"""
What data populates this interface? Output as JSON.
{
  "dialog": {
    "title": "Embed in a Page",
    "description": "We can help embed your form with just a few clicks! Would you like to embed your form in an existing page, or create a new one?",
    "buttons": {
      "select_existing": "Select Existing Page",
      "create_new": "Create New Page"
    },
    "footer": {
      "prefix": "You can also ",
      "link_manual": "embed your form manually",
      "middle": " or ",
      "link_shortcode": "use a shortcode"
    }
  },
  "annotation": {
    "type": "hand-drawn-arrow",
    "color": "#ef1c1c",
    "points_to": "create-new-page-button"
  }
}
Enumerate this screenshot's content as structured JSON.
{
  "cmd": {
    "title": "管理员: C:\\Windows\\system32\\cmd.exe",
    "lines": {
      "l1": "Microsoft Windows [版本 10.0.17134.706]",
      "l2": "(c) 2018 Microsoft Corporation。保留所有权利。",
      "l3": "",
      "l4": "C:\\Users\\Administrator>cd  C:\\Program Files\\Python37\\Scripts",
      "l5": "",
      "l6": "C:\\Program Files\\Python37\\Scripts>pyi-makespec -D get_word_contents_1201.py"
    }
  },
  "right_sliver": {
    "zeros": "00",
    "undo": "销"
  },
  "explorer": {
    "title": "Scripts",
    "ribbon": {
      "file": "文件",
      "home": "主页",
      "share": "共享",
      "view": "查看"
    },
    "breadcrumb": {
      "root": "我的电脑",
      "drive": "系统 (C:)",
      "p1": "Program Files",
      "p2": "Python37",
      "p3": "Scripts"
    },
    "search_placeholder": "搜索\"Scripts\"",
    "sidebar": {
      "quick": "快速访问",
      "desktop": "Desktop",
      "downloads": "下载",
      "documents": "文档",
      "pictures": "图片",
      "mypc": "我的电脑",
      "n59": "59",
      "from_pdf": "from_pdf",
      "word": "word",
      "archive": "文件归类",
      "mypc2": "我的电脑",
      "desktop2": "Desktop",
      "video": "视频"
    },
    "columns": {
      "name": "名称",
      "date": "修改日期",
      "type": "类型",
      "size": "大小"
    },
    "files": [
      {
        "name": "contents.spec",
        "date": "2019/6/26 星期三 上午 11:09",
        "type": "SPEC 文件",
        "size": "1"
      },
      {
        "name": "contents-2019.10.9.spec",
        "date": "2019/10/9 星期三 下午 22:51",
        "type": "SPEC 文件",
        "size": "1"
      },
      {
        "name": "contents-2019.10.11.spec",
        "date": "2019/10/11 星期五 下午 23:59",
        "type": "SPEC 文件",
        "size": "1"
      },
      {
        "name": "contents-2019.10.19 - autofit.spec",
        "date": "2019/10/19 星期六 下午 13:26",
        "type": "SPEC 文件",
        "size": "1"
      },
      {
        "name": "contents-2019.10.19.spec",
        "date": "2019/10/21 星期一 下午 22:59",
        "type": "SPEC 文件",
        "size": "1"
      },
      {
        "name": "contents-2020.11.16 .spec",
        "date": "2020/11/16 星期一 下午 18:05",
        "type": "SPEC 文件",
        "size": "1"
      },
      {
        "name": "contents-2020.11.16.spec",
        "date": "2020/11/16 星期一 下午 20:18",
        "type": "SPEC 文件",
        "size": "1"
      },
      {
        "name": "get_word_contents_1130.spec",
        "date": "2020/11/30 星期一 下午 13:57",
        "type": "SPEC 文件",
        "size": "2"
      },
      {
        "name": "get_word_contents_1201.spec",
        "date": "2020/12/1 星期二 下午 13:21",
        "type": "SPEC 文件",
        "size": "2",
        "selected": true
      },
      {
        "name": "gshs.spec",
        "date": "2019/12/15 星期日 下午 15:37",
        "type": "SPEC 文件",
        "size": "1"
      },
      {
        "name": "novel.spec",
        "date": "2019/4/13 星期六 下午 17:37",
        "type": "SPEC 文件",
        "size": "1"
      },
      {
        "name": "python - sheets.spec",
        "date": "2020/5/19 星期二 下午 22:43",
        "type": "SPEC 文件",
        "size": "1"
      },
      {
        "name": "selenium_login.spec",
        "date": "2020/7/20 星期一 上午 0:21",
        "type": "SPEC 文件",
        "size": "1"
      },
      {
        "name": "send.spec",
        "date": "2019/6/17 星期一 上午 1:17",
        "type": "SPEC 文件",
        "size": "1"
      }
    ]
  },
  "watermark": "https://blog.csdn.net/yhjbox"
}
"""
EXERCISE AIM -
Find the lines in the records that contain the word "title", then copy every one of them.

EXERCISE RESPONSE -
    "title": "Embed in a Page",
    "title": "管理员: C:\\Windows\\system32\\cmd.exe",
    "title": "Scripts",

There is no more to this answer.